For each line of the listing below that contains the string "Kiosk", copy the line.

::: DATA RECORDS

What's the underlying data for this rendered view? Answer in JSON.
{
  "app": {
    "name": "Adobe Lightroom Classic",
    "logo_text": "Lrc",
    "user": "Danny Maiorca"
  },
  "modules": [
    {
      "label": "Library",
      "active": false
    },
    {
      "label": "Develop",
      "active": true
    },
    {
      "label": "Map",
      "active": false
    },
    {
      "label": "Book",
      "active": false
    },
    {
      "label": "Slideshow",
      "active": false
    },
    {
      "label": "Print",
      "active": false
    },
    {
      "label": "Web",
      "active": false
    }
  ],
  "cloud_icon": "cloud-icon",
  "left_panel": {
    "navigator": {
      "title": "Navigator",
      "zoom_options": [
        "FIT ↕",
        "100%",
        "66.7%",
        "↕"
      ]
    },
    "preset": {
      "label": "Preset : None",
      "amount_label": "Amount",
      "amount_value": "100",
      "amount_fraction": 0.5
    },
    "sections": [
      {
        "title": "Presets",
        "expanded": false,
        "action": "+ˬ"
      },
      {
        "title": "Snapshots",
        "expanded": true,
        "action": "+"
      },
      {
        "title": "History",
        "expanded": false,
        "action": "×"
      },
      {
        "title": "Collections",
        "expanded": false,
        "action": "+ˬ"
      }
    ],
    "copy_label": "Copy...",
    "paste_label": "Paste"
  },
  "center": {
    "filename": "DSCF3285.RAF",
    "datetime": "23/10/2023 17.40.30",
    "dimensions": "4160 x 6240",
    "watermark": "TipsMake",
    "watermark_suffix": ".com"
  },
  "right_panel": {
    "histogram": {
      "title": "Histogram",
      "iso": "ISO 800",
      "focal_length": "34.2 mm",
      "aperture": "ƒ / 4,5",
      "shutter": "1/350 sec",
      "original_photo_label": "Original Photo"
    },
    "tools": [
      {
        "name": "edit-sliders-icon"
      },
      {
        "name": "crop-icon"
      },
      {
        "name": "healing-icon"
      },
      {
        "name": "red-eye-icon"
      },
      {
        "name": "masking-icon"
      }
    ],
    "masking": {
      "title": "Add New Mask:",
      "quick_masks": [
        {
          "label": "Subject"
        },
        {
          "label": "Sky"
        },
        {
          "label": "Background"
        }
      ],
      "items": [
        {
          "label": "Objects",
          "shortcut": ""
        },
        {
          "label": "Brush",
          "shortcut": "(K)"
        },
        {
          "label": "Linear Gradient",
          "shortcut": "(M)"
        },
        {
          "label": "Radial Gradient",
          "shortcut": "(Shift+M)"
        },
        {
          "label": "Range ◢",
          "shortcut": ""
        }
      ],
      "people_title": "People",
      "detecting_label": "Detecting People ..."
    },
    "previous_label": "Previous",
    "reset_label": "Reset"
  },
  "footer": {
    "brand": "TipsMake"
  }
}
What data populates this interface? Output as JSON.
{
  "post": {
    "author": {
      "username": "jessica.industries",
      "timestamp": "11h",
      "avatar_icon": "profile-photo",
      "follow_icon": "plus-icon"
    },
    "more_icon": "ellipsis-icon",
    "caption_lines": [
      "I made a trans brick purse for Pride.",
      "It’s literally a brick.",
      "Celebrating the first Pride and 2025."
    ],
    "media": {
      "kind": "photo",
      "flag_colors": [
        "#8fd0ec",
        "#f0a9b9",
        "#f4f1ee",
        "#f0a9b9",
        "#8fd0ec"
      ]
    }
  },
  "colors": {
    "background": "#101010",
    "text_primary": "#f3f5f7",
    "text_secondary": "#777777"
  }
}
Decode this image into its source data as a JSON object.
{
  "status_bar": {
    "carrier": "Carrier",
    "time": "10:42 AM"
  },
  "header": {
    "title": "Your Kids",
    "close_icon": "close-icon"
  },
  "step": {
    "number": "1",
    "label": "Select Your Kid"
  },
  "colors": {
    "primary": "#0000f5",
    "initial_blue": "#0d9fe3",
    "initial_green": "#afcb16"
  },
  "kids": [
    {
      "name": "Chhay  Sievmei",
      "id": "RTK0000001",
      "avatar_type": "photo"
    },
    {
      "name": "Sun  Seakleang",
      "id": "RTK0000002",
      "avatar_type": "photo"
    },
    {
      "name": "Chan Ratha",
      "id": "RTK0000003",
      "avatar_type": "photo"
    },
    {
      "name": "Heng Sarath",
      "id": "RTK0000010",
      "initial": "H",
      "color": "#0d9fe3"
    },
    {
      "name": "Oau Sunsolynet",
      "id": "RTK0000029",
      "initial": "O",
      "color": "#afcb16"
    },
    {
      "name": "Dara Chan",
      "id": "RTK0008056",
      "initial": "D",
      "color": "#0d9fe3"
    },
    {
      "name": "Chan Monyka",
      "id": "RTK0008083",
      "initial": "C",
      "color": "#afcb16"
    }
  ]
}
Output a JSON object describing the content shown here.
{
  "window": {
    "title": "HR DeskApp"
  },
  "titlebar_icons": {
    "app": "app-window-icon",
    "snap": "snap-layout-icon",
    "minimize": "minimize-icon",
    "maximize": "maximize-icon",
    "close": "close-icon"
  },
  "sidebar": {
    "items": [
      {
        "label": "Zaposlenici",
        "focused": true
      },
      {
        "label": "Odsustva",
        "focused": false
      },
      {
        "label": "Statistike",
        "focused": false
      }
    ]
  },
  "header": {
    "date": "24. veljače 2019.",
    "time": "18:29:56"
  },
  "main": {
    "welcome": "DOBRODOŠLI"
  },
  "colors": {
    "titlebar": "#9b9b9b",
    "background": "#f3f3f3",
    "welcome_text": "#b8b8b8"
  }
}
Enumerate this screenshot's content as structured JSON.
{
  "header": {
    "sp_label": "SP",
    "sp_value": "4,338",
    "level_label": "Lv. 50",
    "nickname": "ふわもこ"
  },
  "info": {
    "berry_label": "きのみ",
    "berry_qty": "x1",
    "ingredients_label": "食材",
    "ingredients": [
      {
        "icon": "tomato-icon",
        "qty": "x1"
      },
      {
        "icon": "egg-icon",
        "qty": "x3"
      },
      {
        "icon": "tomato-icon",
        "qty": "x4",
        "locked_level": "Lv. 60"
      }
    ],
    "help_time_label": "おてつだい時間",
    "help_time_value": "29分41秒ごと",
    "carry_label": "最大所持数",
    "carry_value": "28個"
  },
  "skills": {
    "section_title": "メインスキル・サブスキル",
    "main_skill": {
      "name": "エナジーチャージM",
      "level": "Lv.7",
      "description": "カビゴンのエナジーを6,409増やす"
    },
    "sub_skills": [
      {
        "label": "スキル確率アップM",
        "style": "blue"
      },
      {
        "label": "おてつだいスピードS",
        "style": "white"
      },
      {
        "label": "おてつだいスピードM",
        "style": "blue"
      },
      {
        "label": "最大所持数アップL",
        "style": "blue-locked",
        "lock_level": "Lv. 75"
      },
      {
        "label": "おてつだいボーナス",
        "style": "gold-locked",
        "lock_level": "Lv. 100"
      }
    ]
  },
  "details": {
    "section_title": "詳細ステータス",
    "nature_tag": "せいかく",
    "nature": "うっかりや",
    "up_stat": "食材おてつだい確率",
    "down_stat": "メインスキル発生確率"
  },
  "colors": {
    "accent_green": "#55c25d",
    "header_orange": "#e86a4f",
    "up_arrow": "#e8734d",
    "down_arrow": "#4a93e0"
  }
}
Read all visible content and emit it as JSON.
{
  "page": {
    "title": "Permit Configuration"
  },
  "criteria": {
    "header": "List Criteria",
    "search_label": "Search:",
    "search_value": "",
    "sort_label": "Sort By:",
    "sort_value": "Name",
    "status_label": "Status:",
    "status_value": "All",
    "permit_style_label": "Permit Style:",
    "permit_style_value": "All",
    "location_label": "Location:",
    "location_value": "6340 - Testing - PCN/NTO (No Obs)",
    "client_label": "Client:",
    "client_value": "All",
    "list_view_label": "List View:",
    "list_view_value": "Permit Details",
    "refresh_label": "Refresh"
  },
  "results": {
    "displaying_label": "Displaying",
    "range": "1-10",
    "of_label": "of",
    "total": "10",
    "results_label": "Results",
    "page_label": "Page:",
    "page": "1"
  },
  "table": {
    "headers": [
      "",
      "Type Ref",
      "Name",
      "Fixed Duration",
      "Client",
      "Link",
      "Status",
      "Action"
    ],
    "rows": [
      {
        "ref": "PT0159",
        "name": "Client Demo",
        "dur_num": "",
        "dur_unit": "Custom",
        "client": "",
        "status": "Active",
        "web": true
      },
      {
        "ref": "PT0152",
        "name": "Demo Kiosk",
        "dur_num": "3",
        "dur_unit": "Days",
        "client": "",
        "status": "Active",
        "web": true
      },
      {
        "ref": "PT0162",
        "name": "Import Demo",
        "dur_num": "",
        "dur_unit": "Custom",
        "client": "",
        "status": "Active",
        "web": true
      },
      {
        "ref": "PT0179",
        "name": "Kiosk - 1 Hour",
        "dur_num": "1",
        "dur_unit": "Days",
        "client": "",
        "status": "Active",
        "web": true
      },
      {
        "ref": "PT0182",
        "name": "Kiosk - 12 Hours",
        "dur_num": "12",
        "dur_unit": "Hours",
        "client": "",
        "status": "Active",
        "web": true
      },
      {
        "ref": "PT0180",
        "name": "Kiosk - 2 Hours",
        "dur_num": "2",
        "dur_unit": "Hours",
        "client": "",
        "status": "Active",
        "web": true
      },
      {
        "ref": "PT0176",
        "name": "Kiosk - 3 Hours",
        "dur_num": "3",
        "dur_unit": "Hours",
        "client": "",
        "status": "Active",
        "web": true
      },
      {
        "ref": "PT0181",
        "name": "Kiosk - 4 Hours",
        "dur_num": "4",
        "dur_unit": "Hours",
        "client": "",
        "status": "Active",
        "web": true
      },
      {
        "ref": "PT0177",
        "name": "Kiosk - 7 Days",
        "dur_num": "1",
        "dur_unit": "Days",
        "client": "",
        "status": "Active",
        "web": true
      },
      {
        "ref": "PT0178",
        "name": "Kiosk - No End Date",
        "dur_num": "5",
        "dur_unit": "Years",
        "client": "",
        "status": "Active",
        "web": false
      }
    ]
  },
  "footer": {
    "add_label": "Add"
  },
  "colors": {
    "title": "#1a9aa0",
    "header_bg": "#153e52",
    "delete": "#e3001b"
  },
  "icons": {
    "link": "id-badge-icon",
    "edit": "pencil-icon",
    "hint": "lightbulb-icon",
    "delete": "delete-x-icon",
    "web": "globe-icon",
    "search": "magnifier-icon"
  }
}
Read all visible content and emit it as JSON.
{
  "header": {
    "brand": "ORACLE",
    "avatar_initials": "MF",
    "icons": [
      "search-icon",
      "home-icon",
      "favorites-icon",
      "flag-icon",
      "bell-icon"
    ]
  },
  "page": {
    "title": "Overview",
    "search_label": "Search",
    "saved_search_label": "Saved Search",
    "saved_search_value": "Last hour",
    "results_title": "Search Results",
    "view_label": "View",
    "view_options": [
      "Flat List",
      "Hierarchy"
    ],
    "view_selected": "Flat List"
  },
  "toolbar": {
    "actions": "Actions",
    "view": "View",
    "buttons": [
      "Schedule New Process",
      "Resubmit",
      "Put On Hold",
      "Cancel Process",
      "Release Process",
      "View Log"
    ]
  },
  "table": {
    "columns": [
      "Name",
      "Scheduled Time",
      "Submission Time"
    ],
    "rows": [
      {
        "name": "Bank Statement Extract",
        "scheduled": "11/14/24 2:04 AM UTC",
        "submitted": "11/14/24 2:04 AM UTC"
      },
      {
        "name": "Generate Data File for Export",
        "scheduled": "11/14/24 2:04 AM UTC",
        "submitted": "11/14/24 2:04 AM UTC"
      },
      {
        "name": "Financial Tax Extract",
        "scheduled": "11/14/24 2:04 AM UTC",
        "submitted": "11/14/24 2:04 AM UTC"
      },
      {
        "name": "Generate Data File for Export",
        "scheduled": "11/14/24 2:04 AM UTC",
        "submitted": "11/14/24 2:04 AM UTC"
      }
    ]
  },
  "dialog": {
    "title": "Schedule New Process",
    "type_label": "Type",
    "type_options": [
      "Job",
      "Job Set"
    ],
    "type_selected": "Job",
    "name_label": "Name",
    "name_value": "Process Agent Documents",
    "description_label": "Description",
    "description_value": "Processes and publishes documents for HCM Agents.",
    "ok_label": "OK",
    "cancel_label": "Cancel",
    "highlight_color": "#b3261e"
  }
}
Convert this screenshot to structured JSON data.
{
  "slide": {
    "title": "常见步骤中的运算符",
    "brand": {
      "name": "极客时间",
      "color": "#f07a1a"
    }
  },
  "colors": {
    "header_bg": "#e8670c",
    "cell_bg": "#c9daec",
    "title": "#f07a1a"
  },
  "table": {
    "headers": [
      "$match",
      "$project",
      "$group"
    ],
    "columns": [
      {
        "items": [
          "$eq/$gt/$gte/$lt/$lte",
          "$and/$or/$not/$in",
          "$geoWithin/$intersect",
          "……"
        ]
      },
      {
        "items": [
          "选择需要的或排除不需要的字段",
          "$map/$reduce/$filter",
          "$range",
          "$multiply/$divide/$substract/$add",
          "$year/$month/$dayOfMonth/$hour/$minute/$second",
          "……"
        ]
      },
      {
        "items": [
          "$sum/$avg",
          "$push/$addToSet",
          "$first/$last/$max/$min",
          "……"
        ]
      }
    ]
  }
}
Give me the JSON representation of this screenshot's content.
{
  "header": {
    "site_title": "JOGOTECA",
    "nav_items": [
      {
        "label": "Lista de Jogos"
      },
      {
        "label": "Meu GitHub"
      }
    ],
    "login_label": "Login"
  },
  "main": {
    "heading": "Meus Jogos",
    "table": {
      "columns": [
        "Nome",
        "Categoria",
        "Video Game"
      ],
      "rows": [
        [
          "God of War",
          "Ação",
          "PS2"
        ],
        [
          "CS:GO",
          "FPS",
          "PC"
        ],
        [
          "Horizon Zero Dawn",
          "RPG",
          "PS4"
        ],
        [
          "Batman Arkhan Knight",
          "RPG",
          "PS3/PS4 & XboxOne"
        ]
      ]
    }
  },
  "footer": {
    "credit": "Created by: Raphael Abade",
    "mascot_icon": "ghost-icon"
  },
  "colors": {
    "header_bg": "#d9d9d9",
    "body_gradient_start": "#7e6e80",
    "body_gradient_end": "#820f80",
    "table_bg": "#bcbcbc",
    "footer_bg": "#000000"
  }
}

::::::

#### RESULT OF THE TASK:
        "name": "Demo Kiosk",
        "name": "Kiosk - 1 Hour",
        "name": "Kiosk - 12 Hours",
        "name": "Kiosk - 2 Hours",
        "name": "Kiosk - 3 Hours",
        "name": "Kiosk - 4 Hours",
        "name": "Kiosk - 7 Days",
        "name": "Kiosk - No End Date",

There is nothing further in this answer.